Noah is a Wexner Heritage Atlanta alumnus. He retired from the Jewish Federation of Atlanta after 30 years of service to the community. This D’var Torah was written for the JFGA Weekly in August. Noah can be reached at

As we begin Deuteronomy with the reading of D’varim, we notice that for a man almost 120 years old Moses can’t always remember his facts, especially since he was speaking from memory and not reading notes from his iPad. We note that he made significant changes in earlier texts, such as one very famous example where Moses’ restatement of the Ten Commandments is in some considerations materially different from the original. Or, perhaps for Moses, the truth of God’s words was always appearing anew to him and he felt compelled to pass these new insights to his people. And given the length of Deuteronomy, we can easily understand if Moses was just savoring the moment of reflecting on the past, acknowledging the reality of the present, and presenting his vision of the future for the nation Israel.

Moses surely could acknowledge, in the words of the Grateful Dead, “what a long strange trip it’s been.” I certainly lay no claim whatsoever to any connection to Moses except perhaps that we were both given biblical names. But, I can do what Moses did and reflect a bit on the past, the present, and the future. I feel so blessed to have been a Jewish communal professional in this phenomenal Atlanta community ever since the day I started at Jewish Federation of Greater Atlanta on September 1, 1981. From then to now, I have been privileged to take part in truly historic world and local events: Passage to Freedom and

Operation Exodus; Operation Solomon; missions to Israel, Eastern Europe and other Jewish communities in the world; Israel Emergency Campaigns and rallies for Israel; the Community Capital Campaign that raised $53 million for our Atlanta Jewish community; annual Community Campaigns that help care for the vulnerable and strengthen Jewish identity; community relations programs to feed the

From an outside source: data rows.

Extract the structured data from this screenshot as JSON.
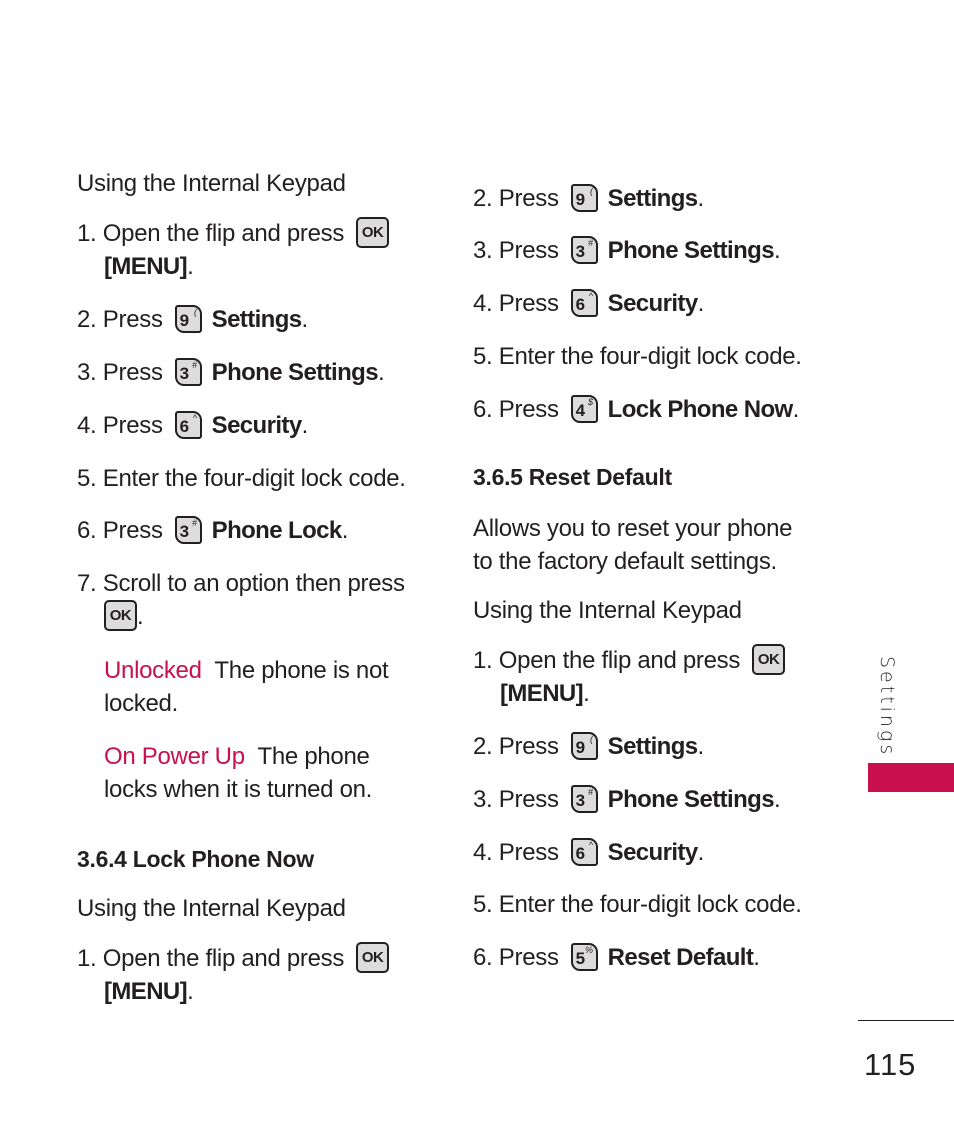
{
  "left": {
    "sub1": "Using the Internal Keypad",
    "s1_num": "1.",
    "s1_text": "Open the flip and press",
    "s1_key": "OK",
    "s1_cont": "[MENU]",
    "s2_num": "2.",
    "s2_text": "Press",
    "s2_key_d": "9",
    "s2_key_s": "(",
    "s2_label": "Settings",
    "s3_num": "3.",
    "s3_text": "Press",
    "s3_key_d": "3",
    "s3_key_s": "#",
    "s3_label": "Phone Settings",
    "s4_num": "4.",
    "s4_text": "Press",
    "s4_key_d": "6",
    "s4_key_s": "^",
    "s4_label": "Security",
    "s5_num": "5.",
    "s5_text": "Enter the four-digit lock code.",
    "s6_num": "6.",
    "s6_text": "Press",
    "s6_key_d": "3",
    "s6_key_s": "#",
    "s6_label": "Phone Lock",
    "s7_num": "7.",
    "s7_text": "Scroll to an option then press",
    "s7_key": "OK",
    "opt1_term": "Unlocked",
    "opt1_desc1": "The phone is not",
    "opt1_desc2": "locked.",
    "opt2_term": "On Power Up",
    "opt2_desc1": "The phone",
    "opt2_desc2": "locks when it is turned on.",
    "sec364": "3.6.4 Lock Phone Now",
    "sub2": "Using the Internal Keypad",
    "t1_num": "1.",
    "t1_text": "Open the flip and press",
    "t1_key": "OK",
    "t1_cont": "[MENU]"
  },
  "right": {
    "a2_num": "2.",
    "a2_text": "Press",
    "a2_key_d": "9",
    "a2_key_s": "(",
    "a2_label": "Settings",
    "a3_num": "3.",
    "a3_text": "Press",
    "a3_key_d": "3",
    "a3_key_s": "#",
    "a3_label": "Phone Settings",
    "a4_num": "4.",
    "a4_text": "Press",
    "a4_key_d": "6",
    "a4_key_s": "^",
    "a4_label": "Security",
    "a5_num": "5.",
    "a5_text": "Enter the four-digit lock code.",
    "a6_num": "6.",
    "a6_text": "Press",
    "a6_key_d": "4",
    "a6_key_s": "$",
    "a6_label": "Lock Phone Now",
    "sec365": "3.6.5 Reset Default",
    "desc1": "Allows you to reset your phone",
    "desc2": "to the factory default settings.",
    "sub": "Using the Internal Keypad",
    "b1_num": "1.",
    "b1_text": "Open the flip and press",
    "b1_key": "OK",
    "b1_cont": "[MENU]",
    "b2_num": "2.",
    "b2_text": "Press",
    "b2_key_d": "9",
    "b2_key_s": "(",
    "b2_label": "Settings",
    "b3_num": "3.",
    "b3_text": "Press",
    "b3_key_d": "3",
    "b3_key_s": "#",
    "b3_label": "Phone Settings",
    "b4_num": "4.",
    "b4_text": "Press",
    "b4_key_d": "6",
    "b4_key_s": "^",
    "b4_label": "Security",
    "b5_num": "5.",
    "b5_text": "Enter the four-digit lock code.",
    "b6_num": "6.",
    "b6_text": "Press",
    "b6_key_d": "5",
    "b6_key_s": "%",
    "b6_label": "Reset Default"
  },
  "sidebar": {
    "label": "Settings",
    "accent_color": "#c8104e"
  },
  "footer": {
    "page_number": "115"
  },
  "punct": {
    "period": "."
  }
}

hungry; leadership development programs; and programs to help donors find meaning in their charitable activities. And a few years ago, my life was forever enriched by my Wexner Heritage experience.

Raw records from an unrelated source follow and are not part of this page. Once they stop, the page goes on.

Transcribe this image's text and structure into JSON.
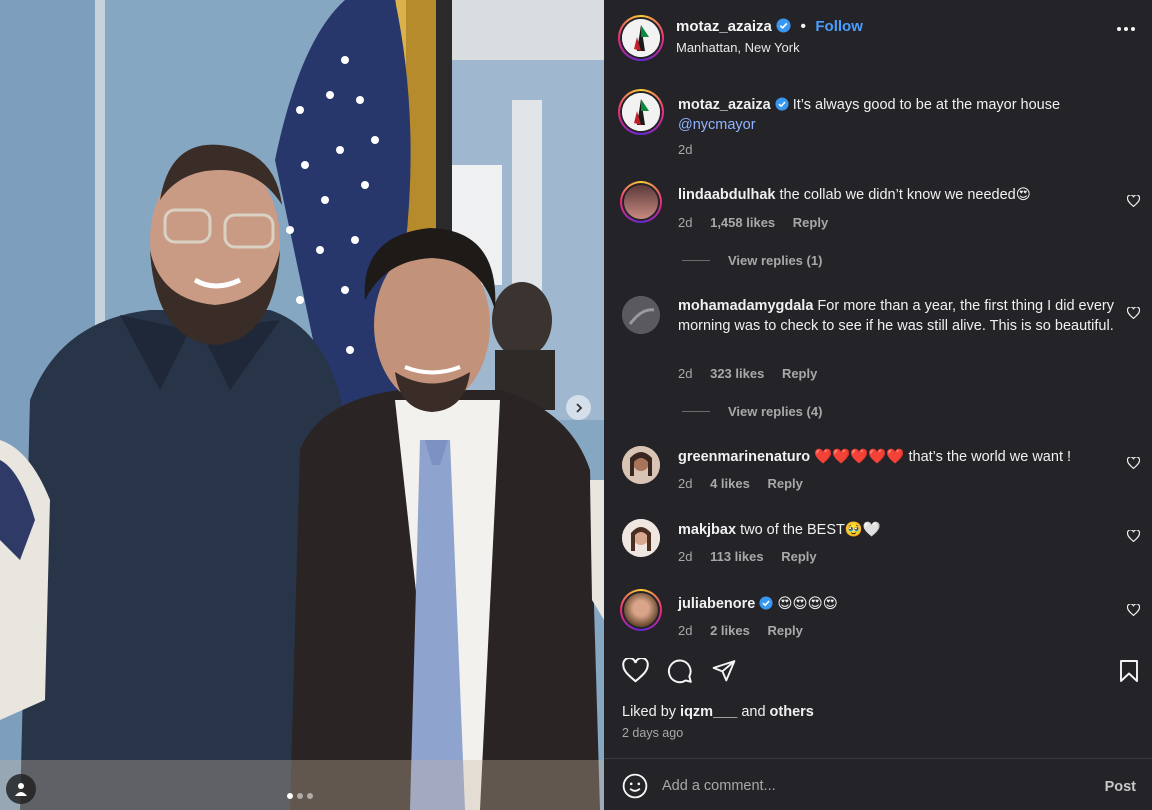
{
  "post": {
    "author": "motaz_azaiza",
    "follow_label": "Follow",
    "separator": "•",
    "location": "Manhattan, New York",
    "caption_text": "It’s always good to be at the mayor house",
    "caption_mention": "@nycmayor",
    "caption_age": "2d",
    "carousel_pages": 3
  },
  "comments": [
    {
      "user": "lindaabdulhak",
      "text": "the collab we didn’t know we needed😍",
      "age": "2d",
      "likes": "1,458 likes",
      "reply": "Reply",
      "view_replies": "View replies (1)",
      "verified": false
    },
    {
      "user": "mohamadamygdala",
      "text": "For more than a year, the first thing I did every morning was to check to see if he was still alive. This is so beautiful.",
      "age": "2d",
      "likes": "323 likes",
      "reply": "Reply",
      "view_replies": "View replies (4)",
      "verified": false
    },
    {
      "user": "greenmarinenaturo",
      "text": "❤️❤️❤️❤️❤️ that’s the world we want !",
      "age": "2d",
      "likes": "4 likes",
      "reply": "Reply",
      "verified": false
    },
    {
      "user": "makjbax",
      "text": "two of the BEST🥹🤍",
      "age": "2d",
      "likes": "113 likes",
      "reply": "Reply",
      "verified": false
    },
    {
      "user": "juliabenore",
      "text": "😍😍😍😍",
      "age": "2d",
      "likes": "2 likes",
      "reply": "Reply",
      "verified": true
    }
  ],
  "footer": {
    "liked_by_prefix": "Liked by",
    "liked_by_user": "iqzm___",
    "liked_by_and": "and",
    "liked_by_others": "others",
    "ago": "2 days ago",
    "comment_placeholder": "Add a comment...",
    "post_label": "Post"
  },
  "icons": {
    "heart": "heart-icon",
    "comment": "comment-icon",
    "share": "share-icon",
    "save": "bookmark-icon",
    "verified": "verified-badge-icon",
    "more": "more-options-icon",
    "emoji": "emoji-icon",
    "next": "chevron-right-icon",
    "tag": "user-tag-icon"
  },
  "colors": {
    "panel_bg": "#242428",
    "link_blue": "#4a9eff",
    "verified_blue": "#3897f0",
    "text_secondary": "#a8a8a8"
  }
}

The lesson we learn from Moses is that Torah is the constant in our Jewish lives. For me, the one

constant in all these and other activities in which I worked, is the incredible people who were my partners and will always be my friends. You all have enriched my life, but infinitely more importantly, you are responsible for what our community has done, is doing, and will become. And just as you motivated me, you will motivate your children, grandchildren and all whom you touch to give of your time, talent and

treasure to help sustain our incredible Jewish heritage. Ira Gershwin said it best: “Who can ask for anything more!” 

But there certainly is a lot more to accomplish. I think that’s why I stay focused on the present. There is so much to do:

We need to create truly a spirit of Am Yisrael, in which all Jews feel responsible for one another; elevate Tikkun Olam to a level that provides even more life-enhancing work in the world; open our fellow Jews’ hearts, souls and minds — men, women and children – to the sheer beauty, excitement, joy and wonder of Judaism, so much of which sadly is absent in too many people’s lives. 

We need to bring Israel back into our hearts.

We need to join, donate, socialize, and participate.

We need always to recommit to building a strong, vibrant, fun, relevant, affordable Jewish community of excellence and the highest of quality.

And by learning from the past, and focusing on the present, we know that we will be better prepared for the future – what perhaps is called the Messianic age – where we envision a community and a world that ought to be; which may not be attained but which we nonetheless seek to achieve.

It’s significant that when Moses starts speaking in D’varim to sum things up, he starts not with laws but with the travels of his people. He recognizes that he didn’t do it alone. He and God didn’t do it alone. Moses did it with and for his people. That’s a lesson that truly resonates with me. Thank God I am not alone: with my wonderful wife, children and grandchildren, parents, siblings and relatives, beautiful friends, and extraordinary colleagues in the Jewish, general and Wexner communities. My prayer is that no one is alone; that we create a community that promotes enduring relationships; that we work together rather than in silos; that we embrace rather than push away. We will always be a stiff-necked people, being admonished by “the Moses” of our day, but only together will we earn respect, find salvation, and enjoy life to its fullest. And with that being said, indeed, what a long, wonderful trip it has been.